--- START ---
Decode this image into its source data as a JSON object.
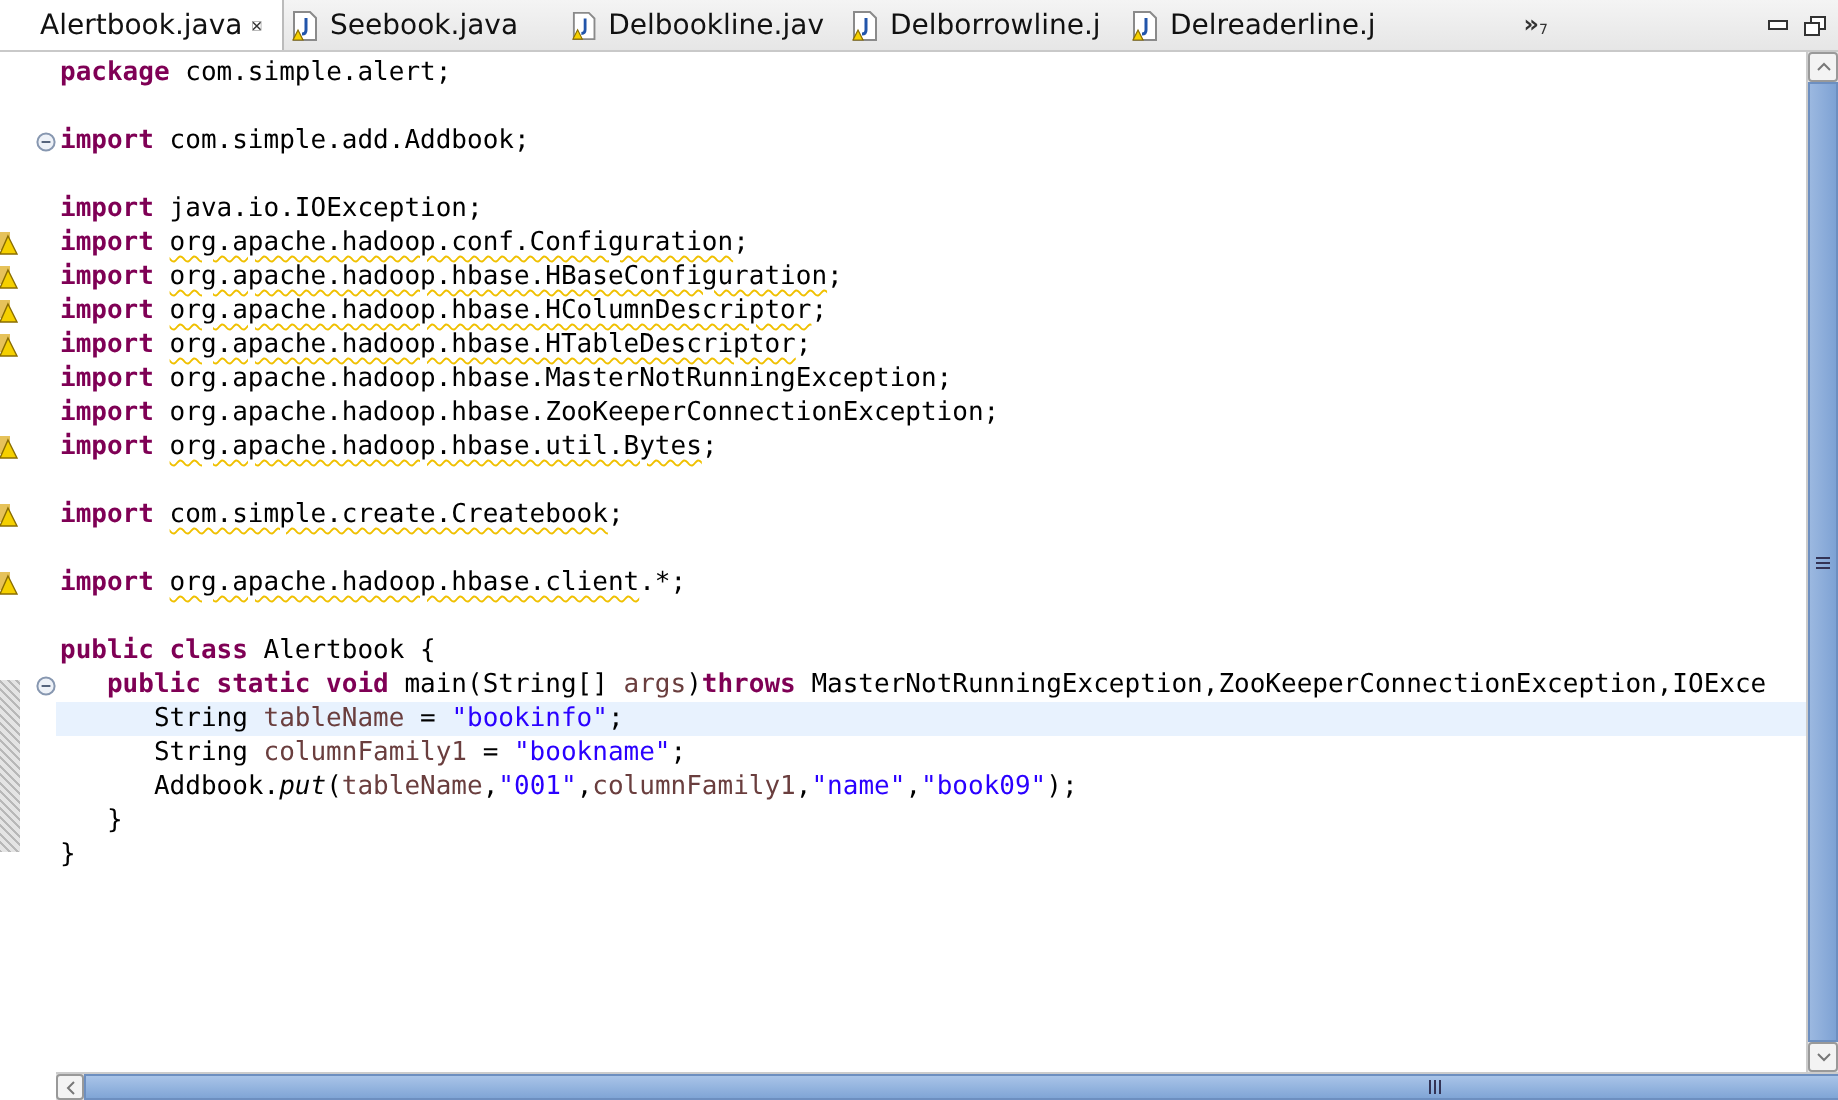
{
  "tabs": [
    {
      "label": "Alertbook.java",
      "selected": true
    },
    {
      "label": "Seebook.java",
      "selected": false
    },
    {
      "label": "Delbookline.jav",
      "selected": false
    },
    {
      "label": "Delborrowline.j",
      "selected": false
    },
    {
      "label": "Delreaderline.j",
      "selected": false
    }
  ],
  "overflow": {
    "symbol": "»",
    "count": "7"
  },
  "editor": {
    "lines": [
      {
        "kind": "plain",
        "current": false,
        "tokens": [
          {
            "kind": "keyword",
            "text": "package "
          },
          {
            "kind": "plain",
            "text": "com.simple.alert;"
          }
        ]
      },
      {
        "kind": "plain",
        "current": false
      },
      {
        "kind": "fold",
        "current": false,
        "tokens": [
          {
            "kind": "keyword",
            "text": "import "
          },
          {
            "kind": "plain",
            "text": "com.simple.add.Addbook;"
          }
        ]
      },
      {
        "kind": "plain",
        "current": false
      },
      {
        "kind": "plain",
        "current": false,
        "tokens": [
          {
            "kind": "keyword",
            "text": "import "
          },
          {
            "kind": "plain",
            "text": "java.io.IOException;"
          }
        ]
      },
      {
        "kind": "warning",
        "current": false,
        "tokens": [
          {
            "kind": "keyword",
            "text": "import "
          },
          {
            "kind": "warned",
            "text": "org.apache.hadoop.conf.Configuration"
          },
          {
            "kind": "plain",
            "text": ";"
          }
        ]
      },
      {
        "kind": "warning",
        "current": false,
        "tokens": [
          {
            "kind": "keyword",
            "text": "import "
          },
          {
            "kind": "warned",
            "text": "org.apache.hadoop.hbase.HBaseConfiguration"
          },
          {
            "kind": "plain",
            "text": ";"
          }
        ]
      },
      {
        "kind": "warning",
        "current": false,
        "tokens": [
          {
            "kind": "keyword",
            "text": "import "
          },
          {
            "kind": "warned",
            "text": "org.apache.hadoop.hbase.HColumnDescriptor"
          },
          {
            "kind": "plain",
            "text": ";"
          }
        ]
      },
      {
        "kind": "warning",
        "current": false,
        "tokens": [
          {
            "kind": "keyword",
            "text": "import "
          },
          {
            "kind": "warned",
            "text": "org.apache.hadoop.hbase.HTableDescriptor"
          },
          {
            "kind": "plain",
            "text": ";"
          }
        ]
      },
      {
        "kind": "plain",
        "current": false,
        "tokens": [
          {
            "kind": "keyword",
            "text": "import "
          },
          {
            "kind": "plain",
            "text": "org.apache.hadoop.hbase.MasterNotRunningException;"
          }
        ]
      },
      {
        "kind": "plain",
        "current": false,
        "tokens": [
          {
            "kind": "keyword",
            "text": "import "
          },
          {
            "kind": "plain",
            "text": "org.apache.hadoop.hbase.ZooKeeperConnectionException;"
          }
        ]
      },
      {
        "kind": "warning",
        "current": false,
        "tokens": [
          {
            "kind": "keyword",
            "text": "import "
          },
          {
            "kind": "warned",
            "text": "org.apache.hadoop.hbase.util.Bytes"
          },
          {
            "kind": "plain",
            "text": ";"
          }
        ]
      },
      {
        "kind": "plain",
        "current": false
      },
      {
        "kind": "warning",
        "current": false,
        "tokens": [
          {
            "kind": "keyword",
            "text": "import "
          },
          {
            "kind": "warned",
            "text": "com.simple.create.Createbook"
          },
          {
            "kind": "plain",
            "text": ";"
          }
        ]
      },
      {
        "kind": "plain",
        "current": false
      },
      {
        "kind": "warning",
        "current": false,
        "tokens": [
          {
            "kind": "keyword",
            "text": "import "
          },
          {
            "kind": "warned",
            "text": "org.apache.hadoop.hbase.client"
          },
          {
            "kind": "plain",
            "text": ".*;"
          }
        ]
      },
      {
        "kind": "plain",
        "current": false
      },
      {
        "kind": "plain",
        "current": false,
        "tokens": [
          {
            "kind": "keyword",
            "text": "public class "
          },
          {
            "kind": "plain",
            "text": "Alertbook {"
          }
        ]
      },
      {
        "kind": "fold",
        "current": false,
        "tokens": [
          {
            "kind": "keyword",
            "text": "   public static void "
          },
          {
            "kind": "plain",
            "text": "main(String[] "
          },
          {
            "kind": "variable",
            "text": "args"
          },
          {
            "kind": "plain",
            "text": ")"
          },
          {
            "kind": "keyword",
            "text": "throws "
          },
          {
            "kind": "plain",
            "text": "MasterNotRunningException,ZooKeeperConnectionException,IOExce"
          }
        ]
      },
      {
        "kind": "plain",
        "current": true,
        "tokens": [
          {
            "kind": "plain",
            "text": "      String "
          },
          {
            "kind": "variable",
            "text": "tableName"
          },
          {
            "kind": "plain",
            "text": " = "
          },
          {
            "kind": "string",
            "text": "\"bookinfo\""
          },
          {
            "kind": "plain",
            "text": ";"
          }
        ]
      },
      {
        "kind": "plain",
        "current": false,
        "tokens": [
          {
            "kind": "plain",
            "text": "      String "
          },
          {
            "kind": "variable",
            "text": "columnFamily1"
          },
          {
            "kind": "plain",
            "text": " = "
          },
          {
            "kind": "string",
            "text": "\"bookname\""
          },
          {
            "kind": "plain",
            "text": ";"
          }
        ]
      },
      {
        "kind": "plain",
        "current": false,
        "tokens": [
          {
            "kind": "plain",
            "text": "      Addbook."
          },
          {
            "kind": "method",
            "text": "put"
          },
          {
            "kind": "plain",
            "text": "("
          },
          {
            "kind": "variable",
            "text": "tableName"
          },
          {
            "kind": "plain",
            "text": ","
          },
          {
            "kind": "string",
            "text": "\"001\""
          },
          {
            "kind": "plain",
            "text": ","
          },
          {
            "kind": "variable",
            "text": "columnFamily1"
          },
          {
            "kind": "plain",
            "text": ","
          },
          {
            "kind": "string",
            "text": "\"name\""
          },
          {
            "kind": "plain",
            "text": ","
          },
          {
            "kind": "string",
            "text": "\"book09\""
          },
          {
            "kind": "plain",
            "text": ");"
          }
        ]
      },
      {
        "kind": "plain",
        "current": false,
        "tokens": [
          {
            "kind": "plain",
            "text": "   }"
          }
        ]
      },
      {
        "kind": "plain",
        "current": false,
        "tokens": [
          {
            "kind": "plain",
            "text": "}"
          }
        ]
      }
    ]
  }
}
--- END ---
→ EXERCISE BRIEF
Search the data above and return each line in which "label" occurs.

→ EXERCISE ANSWER
      "label": "Alertbook.java",
      "label": "Seebook.java",
      "label": "Delbookline.jav",
      "label": "Delborrowline.j",
      "label": "Delreaderline.j",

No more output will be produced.